The Interior Ministry announced that former Al Jazeera English bureau chief Mohamed Fahmy, who was detained in Egypt for over 400 days, has regained his Egyptian citizenship. Fahmy had renounced it while serving a three-year prison sentence in order to meet deportation requirements and secure his release.
Egyptian-Canadian Fahmy, who was released after a presidential pardon was issued in September 2015, dropped his Egyptian citizenship following a 2014 presidential decree allowing foreigners incarcerated in Egypt to be deported. However, Fahmy was not released until the pardon was issued, one month after he was sentenced in retrial of the controversial Al Jazeera case.

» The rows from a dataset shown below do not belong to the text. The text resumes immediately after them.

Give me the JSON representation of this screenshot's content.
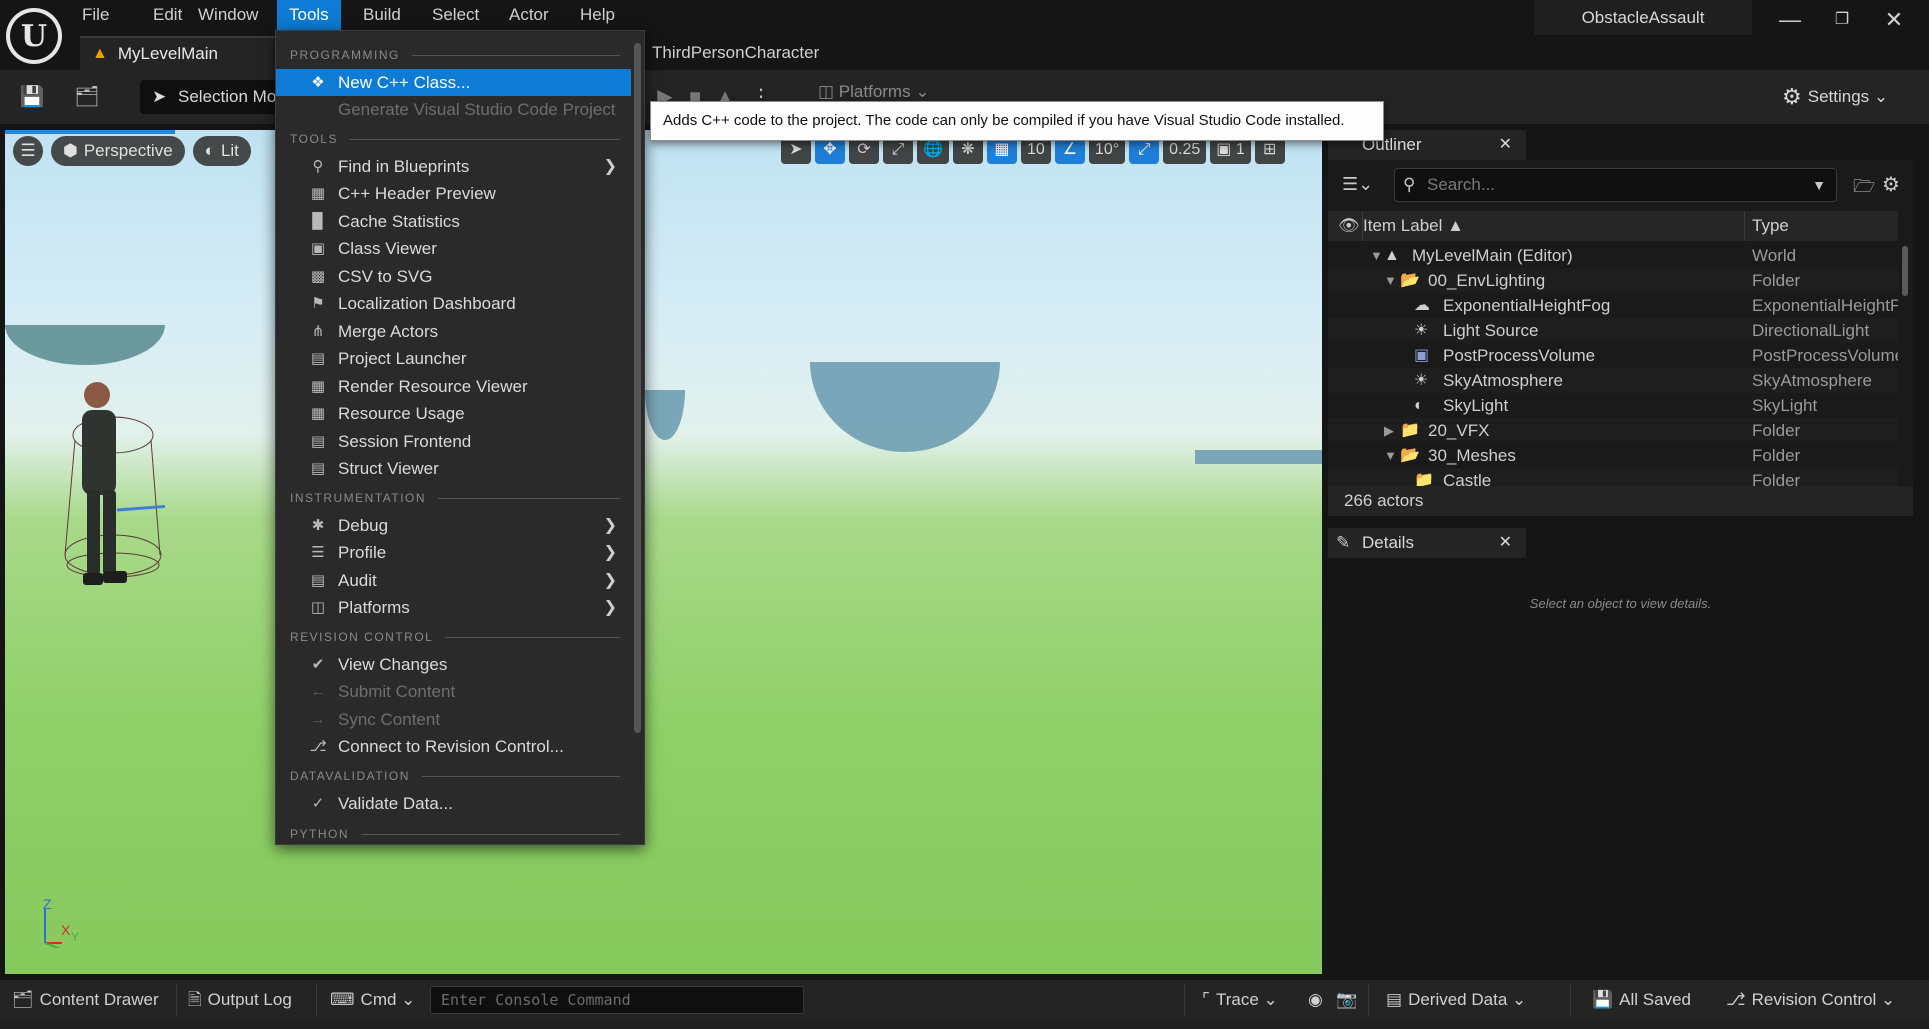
{
  "menubar": {
    "items": [
      "File",
      "Edit",
      "Window",
      "Tools",
      "Build",
      "Select",
      "Actor",
      "Help"
    ],
    "active": "Tools"
  },
  "window": {
    "project_name": "ObstacleAssault"
  },
  "tabs": {
    "level": "MyLevelMain",
    "blueprint": "ThirdPersonCharacter"
  },
  "toolbar": {
    "selection_mode": "Selection Mode",
    "platforms": "Platforms",
    "settings": "Settings"
  },
  "viewport": {
    "perspective": "Perspective",
    "lit": "Lit",
    "grid_snap": "10",
    "rotation_snap": "10°",
    "scale_snap": "0.25",
    "camera_speed": "1",
    "axis_z": "Z",
    "axis_x": "X",
    "axis_y": "Y"
  },
  "tools_menu": {
    "sections": {
      "programming": "PROGRAMMING",
      "tools": "TOOLS",
      "instrumentation": "INSTRUMENTATION",
      "revision_control": "REVISION CONTROL",
      "datavalidation": "DATAVALIDATION",
      "python": "PYTHON"
    },
    "items": {
      "new_cpp_class": "New C++ Class...",
      "generate_vscode": "Generate Visual Studio Code Project",
      "find_in_blueprints": "Find in Blueprints",
      "cpp_header_preview": "C++ Header Preview",
      "cache_statistics": "Cache Statistics",
      "class_viewer": "Class Viewer",
      "csv_to_svg": "CSV to SVG",
      "localization_dashboard": "Localization Dashboard",
      "merge_actors": "Merge Actors",
      "project_launcher": "Project Launcher",
      "render_resource_viewer": "Render Resource Viewer",
      "resource_usage": "Resource Usage",
      "session_frontend": "Session Frontend",
      "struct_viewer": "Struct Viewer",
      "debug": "Debug",
      "profile": "Profile",
      "audit": "Audit",
      "platforms": "Platforms",
      "view_changes": "View Changes",
      "submit_content": "Submit Content",
      "sync_content": "Sync Content",
      "connect_revision_control": "Connect to Revision Control...",
      "validate_data": "Validate Data..."
    }
  },
  "tooltip": {
    "text": "Adds C++ code to the project. The code can only be compiled if you have Visual Studio Code installed."
  },
  "outliner": {
    "title": "Outliner",
    "search_placeholder": "Search...",
    "col_label": "Item Label",
    "col_type": "Type",
    "rows": [
      {
        "label": "MyLevelMain (Editor)",
        "type": "World"
      },
      {
        "label": "00_EnvLighting",
        "type": "Folder"
      },
      {
        "label": "ExponentialHeightFog",
        "type": "ExponentialHeightFog"
      },
      {
        "label": "Light Source",
        "type": "DirectionalLight"
      },
      {
        "label": "PostProcessVolume",
        "type": "PostProcessVolume"
      },
      {
        "label": "SkyAtmosphere",
        "type": "SkyAtmosphere"
      },
      {
        "label": "SkyLight",
        "type": "SkyLight"
      },
      {
        "label": "20_VFX",
        "type": "Folder"
      },
      {
        "label": "30_Meshes",
        "type": "Folder"
      },
      {
        "label": "Castle",
        "type": "Folder"
      }
    ],
    "actor_count": "266 actors"
  },
  "details": {
    "title": "Details",
    "empty_text": "Select an object to view details."
  },
  "statusbar": {
    "content_drawer": "Content Drawer",
    "output_log": "Output Log",
    "cmd": "Cmd",
    "console_placeholder": "Enter Console Command",
    "trace": "Trace",
    "derived_data": "Derived Data",
    "all_saved": "All Saved",
    "revision_control": "Revision Control"
  }
}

Mohamed Hammouda, Fahmy’s lawyer, filed a request in December 2015 for Fahmy to regain his Egyptian nationality. The decision to grant Fahmy citizenship will not affect his case, given that his release was based on a presidential pardon and not deportation.

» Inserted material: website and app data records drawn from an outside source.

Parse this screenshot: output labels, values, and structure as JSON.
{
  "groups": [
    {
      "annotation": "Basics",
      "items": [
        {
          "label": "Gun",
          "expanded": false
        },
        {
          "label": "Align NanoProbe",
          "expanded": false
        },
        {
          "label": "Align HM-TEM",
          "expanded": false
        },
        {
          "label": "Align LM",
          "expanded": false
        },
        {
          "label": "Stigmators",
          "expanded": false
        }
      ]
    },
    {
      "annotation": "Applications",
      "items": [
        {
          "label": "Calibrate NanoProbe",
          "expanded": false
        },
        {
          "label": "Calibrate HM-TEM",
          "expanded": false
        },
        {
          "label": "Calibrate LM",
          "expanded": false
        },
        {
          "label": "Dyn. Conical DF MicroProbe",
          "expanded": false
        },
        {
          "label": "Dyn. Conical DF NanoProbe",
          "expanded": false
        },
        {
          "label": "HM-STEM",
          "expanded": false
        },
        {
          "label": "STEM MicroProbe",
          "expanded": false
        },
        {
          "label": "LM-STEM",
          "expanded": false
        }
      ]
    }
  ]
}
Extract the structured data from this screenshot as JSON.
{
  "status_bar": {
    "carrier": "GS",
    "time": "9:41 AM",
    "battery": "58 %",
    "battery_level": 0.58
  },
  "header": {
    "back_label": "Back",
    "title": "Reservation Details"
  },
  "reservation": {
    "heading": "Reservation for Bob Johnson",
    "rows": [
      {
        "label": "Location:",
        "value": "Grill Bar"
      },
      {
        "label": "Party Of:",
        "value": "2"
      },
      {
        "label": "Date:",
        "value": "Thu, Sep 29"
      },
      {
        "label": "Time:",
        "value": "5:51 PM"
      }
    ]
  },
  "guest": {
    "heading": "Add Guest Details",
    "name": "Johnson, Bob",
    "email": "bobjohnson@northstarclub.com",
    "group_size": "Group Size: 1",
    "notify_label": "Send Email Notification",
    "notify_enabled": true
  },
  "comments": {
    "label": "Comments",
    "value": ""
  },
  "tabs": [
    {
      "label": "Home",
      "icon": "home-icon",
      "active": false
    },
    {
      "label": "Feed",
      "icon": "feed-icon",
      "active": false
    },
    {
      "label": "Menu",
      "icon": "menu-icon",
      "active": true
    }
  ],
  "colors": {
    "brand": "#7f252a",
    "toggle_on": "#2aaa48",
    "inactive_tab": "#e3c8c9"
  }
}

Fahmy told Mada Masr that he is happy to regain Egyptian nationality, adding that he plans to return back Egypt soon to collect his passport and national ID, which were confiscated when he renounced citizenship.
“People ask me why I wanted it back. First, it’s a matter of principle. I didn’t do anything wrong, and I want to come out of this experience with as little damage as possible. I want to report again from Egypt, and don’t want anyone to tell me I am not welcome,” he said.

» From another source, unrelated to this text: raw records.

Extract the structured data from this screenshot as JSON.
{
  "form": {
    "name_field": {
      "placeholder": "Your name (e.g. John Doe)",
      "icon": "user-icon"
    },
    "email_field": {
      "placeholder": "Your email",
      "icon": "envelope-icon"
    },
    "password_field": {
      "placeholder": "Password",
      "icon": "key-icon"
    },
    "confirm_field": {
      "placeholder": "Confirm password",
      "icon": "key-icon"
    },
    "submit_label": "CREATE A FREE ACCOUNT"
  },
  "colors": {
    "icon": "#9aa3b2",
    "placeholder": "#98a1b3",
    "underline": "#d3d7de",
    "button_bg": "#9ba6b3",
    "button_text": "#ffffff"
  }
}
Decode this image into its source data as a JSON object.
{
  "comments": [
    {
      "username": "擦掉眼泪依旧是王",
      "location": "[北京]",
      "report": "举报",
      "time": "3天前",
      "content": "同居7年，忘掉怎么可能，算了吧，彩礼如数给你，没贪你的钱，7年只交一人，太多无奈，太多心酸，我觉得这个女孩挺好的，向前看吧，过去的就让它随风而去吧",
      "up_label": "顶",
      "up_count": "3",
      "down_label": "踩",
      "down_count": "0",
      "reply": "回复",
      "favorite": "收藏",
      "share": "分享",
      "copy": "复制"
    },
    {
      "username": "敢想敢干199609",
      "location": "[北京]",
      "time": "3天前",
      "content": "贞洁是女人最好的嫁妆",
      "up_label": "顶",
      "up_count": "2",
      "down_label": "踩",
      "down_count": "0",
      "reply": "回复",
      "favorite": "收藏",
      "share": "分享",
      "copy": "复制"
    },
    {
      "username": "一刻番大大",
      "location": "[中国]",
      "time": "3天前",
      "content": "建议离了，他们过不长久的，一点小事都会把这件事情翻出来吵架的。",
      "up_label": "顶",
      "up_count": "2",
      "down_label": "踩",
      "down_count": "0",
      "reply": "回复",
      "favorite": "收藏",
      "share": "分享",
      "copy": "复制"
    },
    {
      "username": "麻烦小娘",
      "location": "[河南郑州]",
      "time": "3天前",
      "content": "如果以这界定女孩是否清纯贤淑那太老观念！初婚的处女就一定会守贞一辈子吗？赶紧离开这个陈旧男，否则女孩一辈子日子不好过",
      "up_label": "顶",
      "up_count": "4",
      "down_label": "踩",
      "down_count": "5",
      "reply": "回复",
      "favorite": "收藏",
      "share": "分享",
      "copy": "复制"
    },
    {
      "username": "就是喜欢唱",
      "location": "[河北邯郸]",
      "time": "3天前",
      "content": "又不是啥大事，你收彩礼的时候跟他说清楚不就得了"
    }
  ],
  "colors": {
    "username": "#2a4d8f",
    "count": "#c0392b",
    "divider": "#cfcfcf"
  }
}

Fahmy felt frustrated that he had renounced citizenship for nothing, saying, “There is nothing more insulting than applying for a visa to come back.”
Senior officials had visited him in detention, the journalist said, and told him that renouncing Egyptian citizenship was his “only way out.” Fahmy refused at first, but said he felt pressured and wanted to get out of prison. “After renouncing it, they still let Peter [Greste] go and kept me behind to go through another lengthy 6-month retrial, and then I spent 27 days in prison again,” he continued.
Fahmy was arrested in December 2013 in Cairo along with Australian Al Jazeera correspondent Peter Greste and Egyptian producer Baher Mohamed, amid increasing tension between Egypt and Qatar following the ouster of former President Mohamed Morsi in July 2013. The three journalists were charged with aiding a terrorist organization and disseminating false information, in a trial that drew widespread international condemnation.
Fahmy and Greste were initially sentenced to seven years in prison, while Mohamed received a 10-year prison sentence. The Court of Cassation granted the journalists a retrial in January 2015, and the sentences were reduced to three years in September 2015, with Greste being deported to Australia before the verdict was issued.
Once freed, Fahmy moved to Canada, where he founded Fahmy Foundation to advocate for freedom of expression. Fahmy added that his book, “The Marriott Cell,” is expected to be released in October worldwide.